Has Fred Hoiberg Fixed the Chicago Bulls' Rotations and Minutes?
The day before the Chicago Bulls tipped off against the Cleveland Cavaliers on opening night, a report by Bulls beat writer K.C. Johnson came out that claimed the Bulls’ depth was going to allow Fred Hoiberg to keep “most all players' minutes,” to around 25-32 per game.
While it wasn’t far-fetched to believe, it certainly was a complete 180 in the thought process of how to value and predict the Bulls’ playing time compared to the Tom Thibodeau years.
For instance, Jimmy Butler led the league in minutes per game over the last two seasons, and the two years prior to that, Luol Deng led the league in minutes per game for Chicago. Last season the Bulls’ starters averaged nearly 33 minutes per game, and in 2013-2014 the Bulls starters played an average of more than 34 minutes per game.
Over the last three seasons Thibodeau had the Bulls’ starters always inside the top five in minutes per game, while his bench player’s minutes were never higher than 25 in the league in that same time span. Even when the Bulls got to the point where they had solid depth last season, only the Clippers played their starters more and their bench fewer minutes than the Bulls.
However, now with Hoiberg running the show, times are changing. Even though Butler has logged 37 and 34 minutes through the Bulls’ first two games, no other Bulls player has exceeded the 32-minute threshold. Hoiberg is utilizing the Bulls’ quality depth to his advantage, and so far this season, the Bulls’ bench is up to an average of 17.4 minutes per game.
Rotate Bulls to Maintain Freshness
One of the biggest complaints from both fans and management of Thibodeau were his rotations last season. Thibodeau continued to start Joakim Noah and Pau Gasol together last season, which did not work.
In lineups where the five players got at least 100 minutes playing together during the season, Bulls’ lineups that had both Noah and Gasol in them had a point differential of -14.5, compared to +11.5 in lineups where only one of them was in the game.
Another common complaint was playing Noah and Gasol a lot together took away from then Bulls rookie Nikola Mirotic.
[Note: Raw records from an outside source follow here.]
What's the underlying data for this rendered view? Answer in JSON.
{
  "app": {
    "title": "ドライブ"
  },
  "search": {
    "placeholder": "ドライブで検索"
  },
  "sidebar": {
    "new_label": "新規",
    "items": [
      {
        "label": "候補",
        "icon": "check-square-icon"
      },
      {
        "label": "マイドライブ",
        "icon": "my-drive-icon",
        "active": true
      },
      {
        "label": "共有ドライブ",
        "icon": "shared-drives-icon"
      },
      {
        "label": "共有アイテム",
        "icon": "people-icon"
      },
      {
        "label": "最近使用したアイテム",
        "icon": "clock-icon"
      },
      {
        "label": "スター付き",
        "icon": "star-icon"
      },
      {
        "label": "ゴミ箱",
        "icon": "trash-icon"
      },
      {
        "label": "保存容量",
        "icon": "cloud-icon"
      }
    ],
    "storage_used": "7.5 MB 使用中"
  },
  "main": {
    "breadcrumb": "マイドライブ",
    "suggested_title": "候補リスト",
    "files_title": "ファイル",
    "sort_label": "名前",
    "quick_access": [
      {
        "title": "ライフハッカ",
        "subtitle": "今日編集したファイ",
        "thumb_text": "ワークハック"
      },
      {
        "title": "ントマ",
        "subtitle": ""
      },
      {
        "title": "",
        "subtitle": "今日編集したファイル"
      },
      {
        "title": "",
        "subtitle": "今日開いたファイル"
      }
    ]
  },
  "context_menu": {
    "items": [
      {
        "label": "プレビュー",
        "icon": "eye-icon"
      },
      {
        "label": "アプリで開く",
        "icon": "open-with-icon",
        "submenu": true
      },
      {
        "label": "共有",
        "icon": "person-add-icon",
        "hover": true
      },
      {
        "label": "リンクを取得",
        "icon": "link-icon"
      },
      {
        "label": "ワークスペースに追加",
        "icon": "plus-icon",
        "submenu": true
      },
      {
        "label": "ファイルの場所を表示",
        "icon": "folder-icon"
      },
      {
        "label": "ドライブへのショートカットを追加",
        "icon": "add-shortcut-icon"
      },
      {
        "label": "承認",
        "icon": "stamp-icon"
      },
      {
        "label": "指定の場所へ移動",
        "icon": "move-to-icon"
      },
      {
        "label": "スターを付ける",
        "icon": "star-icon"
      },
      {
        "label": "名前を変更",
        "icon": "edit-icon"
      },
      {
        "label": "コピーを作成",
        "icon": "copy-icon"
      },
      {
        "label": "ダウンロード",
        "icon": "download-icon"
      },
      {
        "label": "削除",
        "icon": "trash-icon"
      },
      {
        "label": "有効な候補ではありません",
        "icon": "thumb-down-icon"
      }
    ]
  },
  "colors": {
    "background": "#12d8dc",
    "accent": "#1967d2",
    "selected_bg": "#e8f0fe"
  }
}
Last season Mirotic played only about 20 minutes per game, and it was mostly because of injuries. However, despite Thibodeau’s unwillingness to play young guys, in limited minutes off the bench, Mirotic still averaged double figures in scoring, had the third best True Shooting Percentage on the team outside of Butler and Mike Dunleavy, and maintained a PER of 17.9 that was behind only Butler and Gasol.
This season, however, Mirotic is in the starting lineup, and through two games it is already apparent that he is one of the Bulls' top options offensively. Even though it’s only two games, Mirotic has a Usage Rating of nearly 25 percent, he is averaging 18.5 points per game, and he is doing it all with a True Shooting Percentage of nearly 76 percent. He is shooting 38 percent from the three-point line as well. He obviously has the green light.
However, the Bulls’ new rotations and minutes distribution isn’t great for fantasy purposes. If you can’t predict Chicago’s minutes or rotations on any given night, it makes them harder to roster in both daily fantasy and season-long fantasy. On top of that, unlike when Thibodeau was at the helm and the Bulls had pretty set rotations, Hoiberg seems free flowing with his substitutions. Guys haven’t been on the floor for long stretches, and it seems like it will depend on game flow and Chicago’s opponent on any given night to determine the minutes distribution and rotations.
For instance, in their game against Cleveland, Hoiberg subbed 10 times in the first quarter but only subbed five times in the first quarter of their game against Brooklyn. Butler will almost certainly still lead the team in minutes, but after that, it’s going to depend on the night. Not to mention Mike Dunleavy is coming back within the next month or two, and that may push someone out of the rotation, or just muddle the minutes even more.
This style, though, is hopefully going to help keep the Bulls healthy and fresh throughout the season, and allow them to stay fresh during games as well as during the stretch run for the playoffs.